» Problem requirements
What is needed is an exact copy of every entry below, with the pictures left out.

(Stored data)
==============================
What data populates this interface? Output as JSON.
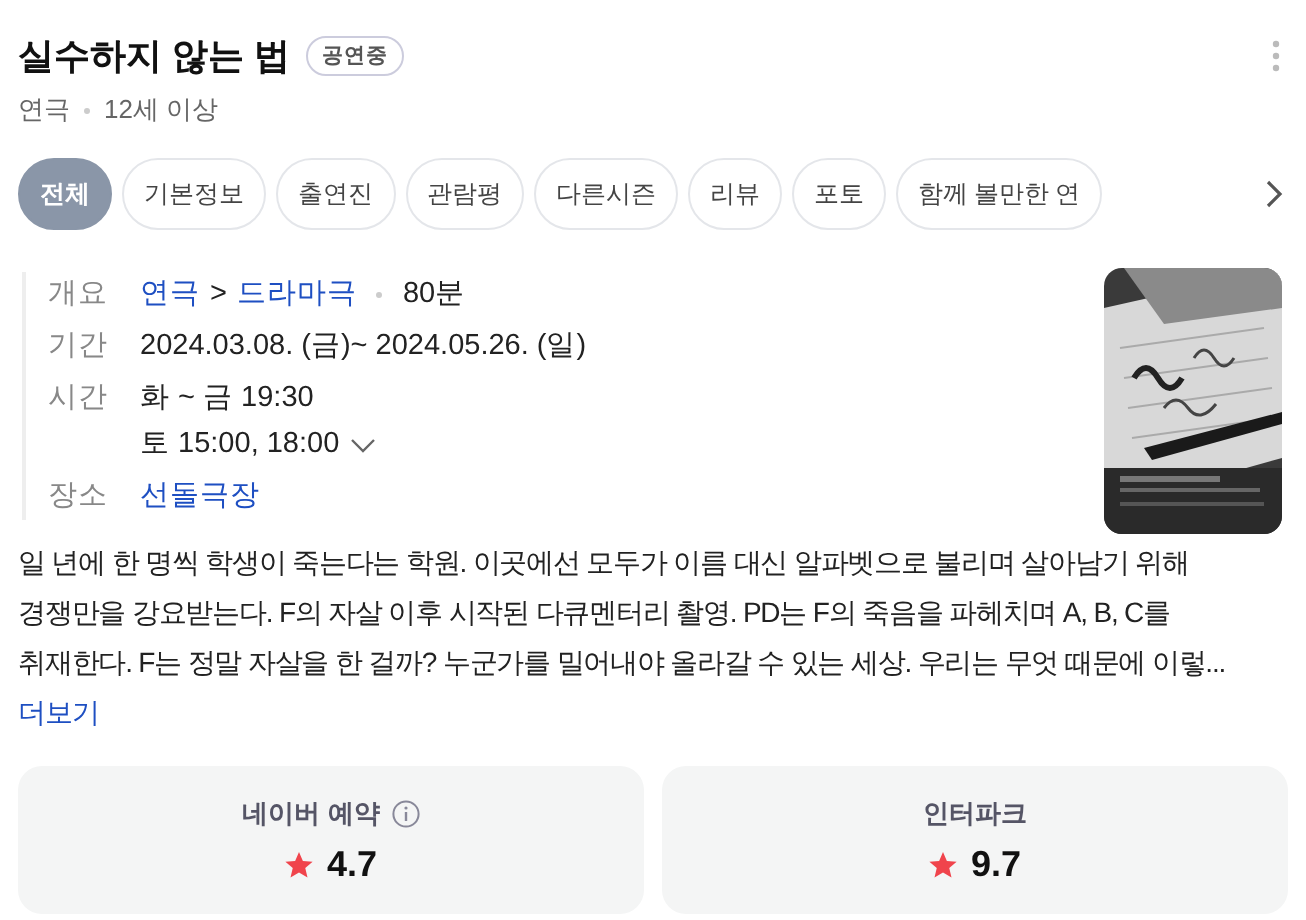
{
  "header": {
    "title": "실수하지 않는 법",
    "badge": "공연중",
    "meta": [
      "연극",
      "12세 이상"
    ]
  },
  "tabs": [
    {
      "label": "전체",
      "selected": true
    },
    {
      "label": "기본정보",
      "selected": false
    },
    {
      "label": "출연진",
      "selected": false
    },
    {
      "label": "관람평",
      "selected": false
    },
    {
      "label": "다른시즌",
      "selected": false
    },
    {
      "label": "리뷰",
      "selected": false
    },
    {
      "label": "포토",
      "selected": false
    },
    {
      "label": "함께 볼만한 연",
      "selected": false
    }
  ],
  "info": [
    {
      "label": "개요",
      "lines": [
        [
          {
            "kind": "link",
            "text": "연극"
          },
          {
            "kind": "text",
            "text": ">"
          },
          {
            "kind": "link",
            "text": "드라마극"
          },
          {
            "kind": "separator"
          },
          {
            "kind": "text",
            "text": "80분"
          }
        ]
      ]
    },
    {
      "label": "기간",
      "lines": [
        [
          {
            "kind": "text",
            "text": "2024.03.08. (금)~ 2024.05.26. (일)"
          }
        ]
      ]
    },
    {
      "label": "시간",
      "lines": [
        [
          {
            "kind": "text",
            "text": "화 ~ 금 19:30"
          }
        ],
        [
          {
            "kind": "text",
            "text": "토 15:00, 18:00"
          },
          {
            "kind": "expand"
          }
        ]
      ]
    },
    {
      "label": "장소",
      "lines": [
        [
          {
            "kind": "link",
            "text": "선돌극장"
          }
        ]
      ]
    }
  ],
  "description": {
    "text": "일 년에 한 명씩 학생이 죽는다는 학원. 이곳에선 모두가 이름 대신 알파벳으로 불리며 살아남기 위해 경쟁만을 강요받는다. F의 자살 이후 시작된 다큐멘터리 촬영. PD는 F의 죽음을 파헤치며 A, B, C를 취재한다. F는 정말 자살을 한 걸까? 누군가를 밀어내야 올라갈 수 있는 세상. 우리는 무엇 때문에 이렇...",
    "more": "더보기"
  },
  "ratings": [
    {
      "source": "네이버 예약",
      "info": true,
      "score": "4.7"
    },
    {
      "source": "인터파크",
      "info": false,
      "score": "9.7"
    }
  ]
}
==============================
» Completed exercise
What data populates this interface? Output as JSON.
{
  "header": {
    "title": "실수하지 않는 법",
    "badge": "공연중",
    "meta": [
      "연극",
      "12세 이상"
    ]
  },
  "tabs": [
    {
      "label": "전체",
      "selected": true
    },
    {
      "label": "기본정보",
      "selected": false
    },
    {
      "label": "출연진",
      "selected": false
    },
    {
      "label": "관람평",
      "selected": false
    },
    {
      "label": "다른시즌",
      "selected": false
    },
    {
      "label": "리뷰",
      "selected": false
    },
    {
      "label": "포토",
      "selected": false
    },
    {
      "label": "함께 볼만한 연",
      "selected": false
    }
  ],
  "info": [
    {
      "label": "개요",
      "lines": [
        [
          {
            "kind": "link",
            "text": "연극"
          },
          {
            "kind": "text",
            "text": ">"
          },
          {
            "kind": "link",
            "text": "드라마극"
          },
          {
            "kind": "separator"
          },
          {
            "kind": "text",
            "text": "80분"
          }
        ]
      ]
    },
    {
      "label": "기간",
      "lines": [
        [
          {
            "kind": "text",
            "text": "2024.03.08. (금)~ 2024.05.26. (일)"
          }
        ]
      ]
    },
    {
      "label": "시간",
      "lines": [
        [
          {
            "kind": "text",
            "text": "화 ~ 금 19:30"
          }
        ],
        [
          {
            "kind": "text",
            "text": "토 15:00, 18:00"
          },
          {
            "kind": "expand"
          }
        ]
      ]
    },
    {
      "label": "장소",
      "lines": [
        [
          {
            "kind": "link",
            "text": "선돌극장"
          }
        ]
      ]
    }
  ],
  "description": {
    "text": "일 년에 한 명씩 학생이 죽는다는 학원. 이곳에선 모두가 이름 대신 알파벳으로 불리며 살아남기 위해 경쟁만을 강요받는다. F의 자살 이후 시작된 다큐멘터리 촬영. PD는 F의 죽음을 파헤치며 A, B, C를 취재한다. F는 정말 자살을 한 걸까? 누군가를 밀어내야 올라갈 수 있는 세상. 우리는 무엇 때문에 이렇...",
    "more": "더보기"
  },
  "ratings": [
    {
      "source": "네이버 예약",
      "info": true,
      "score": "4.7"
    },
    {
      "source": "인터파크",
      "info": false,
      "score": "9.7"
    }
  ]
}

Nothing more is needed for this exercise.